Dealing with a divorce is stressful enough but when farmers divorce there are usually additional considerations. It is not uncommon for both spouses to work on the farm, for their matrimonial home to be on the farm, for wider family members to work or live on the farm and for long working hours to be necessary, particularly at harvest time.
The family court always has to deal with dividing “one pot” into two directions but this is often more complex with a family farm. The court will take into account inherited wealth, with arguments being made about “non-matrimonial property”. The court looks to achieve fairness, sharing and meeting the spouses’ needs, with the first consideration given to the welfare of any children.
A formal valuation of the farming business and assets may be needed, looking at issues such as liquidity to see if any monies can be raised to buy out the other spouse.
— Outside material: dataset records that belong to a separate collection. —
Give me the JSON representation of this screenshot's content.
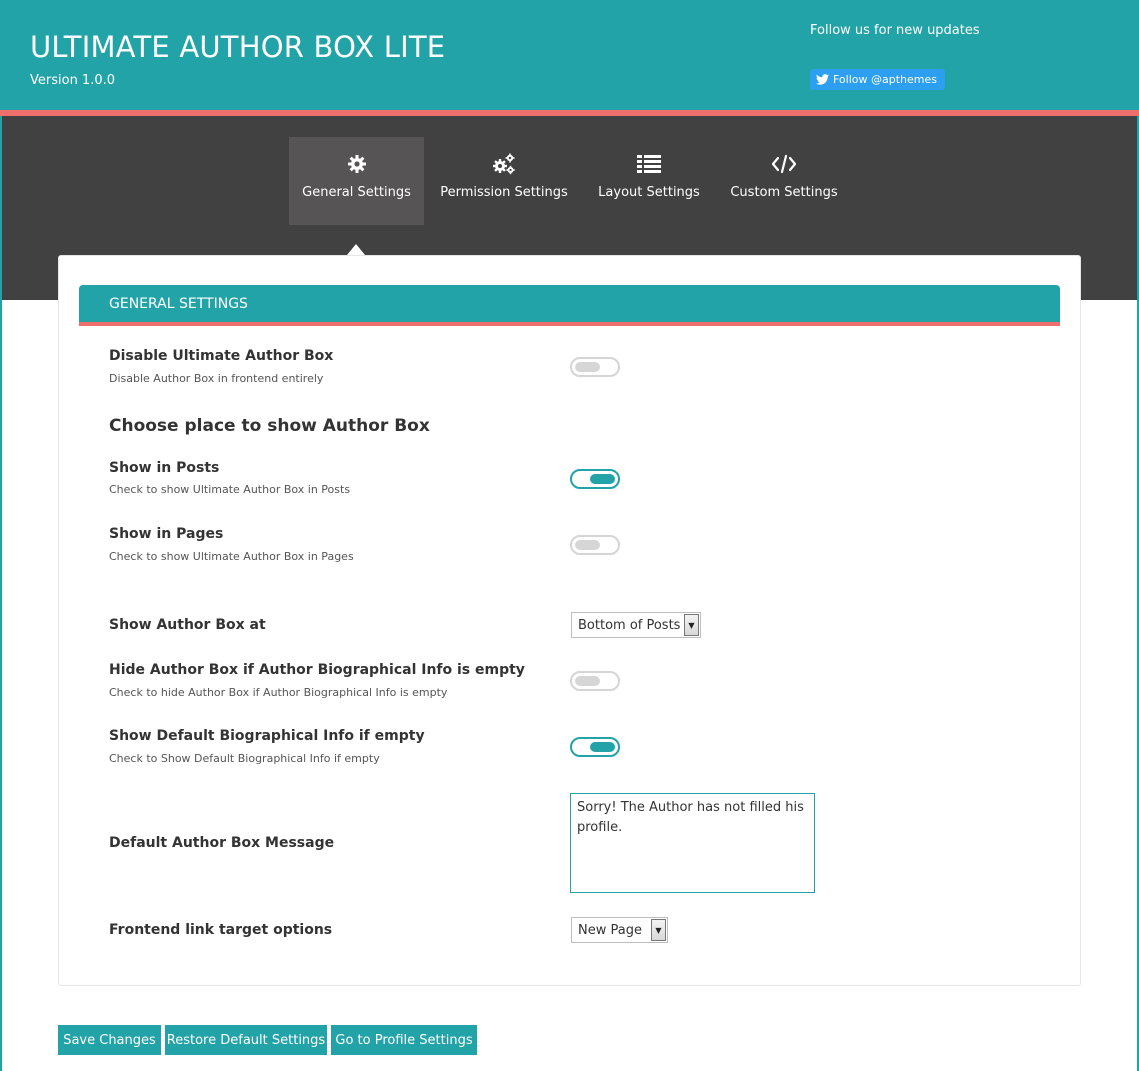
{
  "header": {
    "title": "ULTIMATE AUTHOR BOX LITE",
    "version": "Version 1.0.0",
    "follow_text": "Follow us for new updates",
    "follow_button": "Follow @apthemes"
  },
  "tabs": [
    {
      "label": "General Settings",
      "icon": "gear-icon",
      "active": true
    },
    {
      "label": "Permission Settings",
      "icon": "gears-icon",
      "active": false
    },
    {
      "label": "Layout Settings",
      "icon": "list-icon",
      "active": false
    },
    {
      "label": "Custom Settings",
      "icon": "code-icon",
      "active": false
    }
  ],
  "section": {
    "title": "GENERAL SETTINGS"
  },
  "settings": {
    "disable": {
      "label": "Disable Ultimate Author Box",
      "desc": "Disable Author Box in frontend entirely",
      "enabled": false
    },
    "choose_place": "Choose place to show Author Box",
    "show_posts": {
      "label": "Show in Posts",
      "desc": "Check to show Ultimate Author Box in Posts",
      "enabled": true
    },
    "show_pages": {
      "label": "Show in Pages",
      "desc": "Check to show Ultimate Author Box in Pages",
      "enabled": false
    },
    "show_at": {
      "label": "Show Author Box at",
      "value": "Bottom of Posts"
    },
    "hide_if_empty": {
      "label": "Hide Author Box if Author Biographical Info is empty",
      "desc": "Check to hide Author Box if Author Biographical Info is empty",
      "enabled": false
    },
    "default_bio": {
      "label": "Show Default Biographical Info if empty",
      "desc": "Check to Show Default Biographical Info if empty",
      "enabled": true
    },
    "default_message": {
      "label": "Default Author Box Message",
      "value": "Sorry! The Author has not filled his profile."
    },
    "link_target": {
      "label": "Frontend link target options",
      "value": "New Page"
    }
  },
  "buttons": {
    "save": "Save Changes",
    "restore": "Restore Default Settings",
    "profile": "Go to Profile Settings"
  },
  "colors": {
    "primary": "#22a3a8",
    "accent": "#ef6f6c",
    "dark": "#414141",
    "twitter": "#2c9ff0"
  }
}
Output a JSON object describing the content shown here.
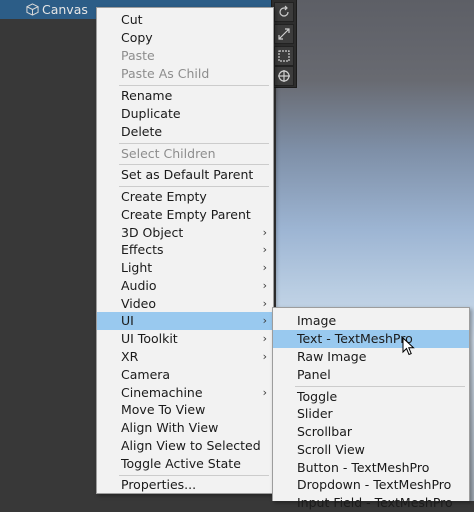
{
  "hierarchy": {
    "selected_item": "Canvas",
    "icon": "cube-icon"
  },
  "scene_toolbar": {
    "icons": [
      "rotate-tool-icon",
      "scale-tool-icon",
      "rect-tool-icon",
      "transform-tool-icon"
    ]
  },
  "context_menu": {
    "items": [
      {
        "label": "Cut"
      },
      {
        "label": "Copy"
      },
      {
        "label": "Paste",
        "disabled": true
      },
      {
        "label": "Paste As Child",
        "disabled": true
      },
      {
        "label": "Rename"
      },
      {
        "label": "Duplicate"
      },
      {
        "label": "Delete"
      },
      {
        "label": "Select Children",
        "disabled": true
      },
      {
        "label": "Set as Default Parent"
      },
      {
        "label": "Create Empty"
      },
      {
        "label": "Create Empty Parent"
      },
      {
        "label": "3D Object",
        "submenu": true
      },
      {
        "label": "Effects",
        "submenu": true
      },
      {
        "label": "Light",
        "submenu": true
      },
      {
        "label": "Audio",
        "submenu": true
      },
      {
        "label": "Video",
        "submenu": true
      },
      {
        "label": "UI",
        "submenu": true,
        "highlighted": true
      },
      {
        "label": "UI Toolkit",
        "submenu": true
      },
      {
        "label": "XR",
        "submenu": true
      },
      {
        "label": "Camera"
      },
      {
        "label": "Cinemachine",
        "submenu": true
      },
      {
        "label": "Move To View"
      },
      {
        "label": "Align With View"
      },
      {
        "label": "Align View to Selected"
      },
      {
        "label": "Toggle Active State"
      },
      {
        "label": "Properties..."
      }
    ],
    "arrow_glyph": "›"
  },
  "ui_submenu": {
    "items": [
      {
        "label": "Image"
      },
      {
        "label": "Text - TextMeshPro",
        "highlighted": true
      },
      {
        "label": "Raw Image"
      },
      {
        "label": "Panel"
      },
      {
        "label": "Toggle"
      },
      {
        "label": "Slider"
      },
      {
        "label": "Scrollbar"
      },
      {
        "label": "Scroll View"
      },
      {
        "label": "Button - TextMeshPro"
      },
      {
        "label": "Dropdown - TextMeshPro"
      },
      {
        "label": "Input Field - TextMeshPro"
      }
    ]
  },
  "colors": {
    "highlight": "#99c9ef",
    "selection": "#2c5d87",
    "menu_bg": "#f2f2f2"
  }
}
If this is not feasible the court may have to order a sale of part or the entire farm. Given that any sale would likely curtail one or both spouses’ livelihoods this is usually a last resort.
Given the complex and sensitive issues which can arise on a farming divorce it is advisable to try to resolve matters in as constructive and creative a forum as possible. I am both a family law mediator and collaborative lawyer. Both the mediation and collaborative process offer an option to sit round the table with the help and expertise you both require to facilitate financial disclosure and negotiations. The aim for all involved is to help you both reach an agreement which the court can then approve without the need for a stressful, expensive and risky court battle.
Please contact Sarah French or another member of the Moore Barlow Family Team for more information. For further information about mediation and the collaborative process see here.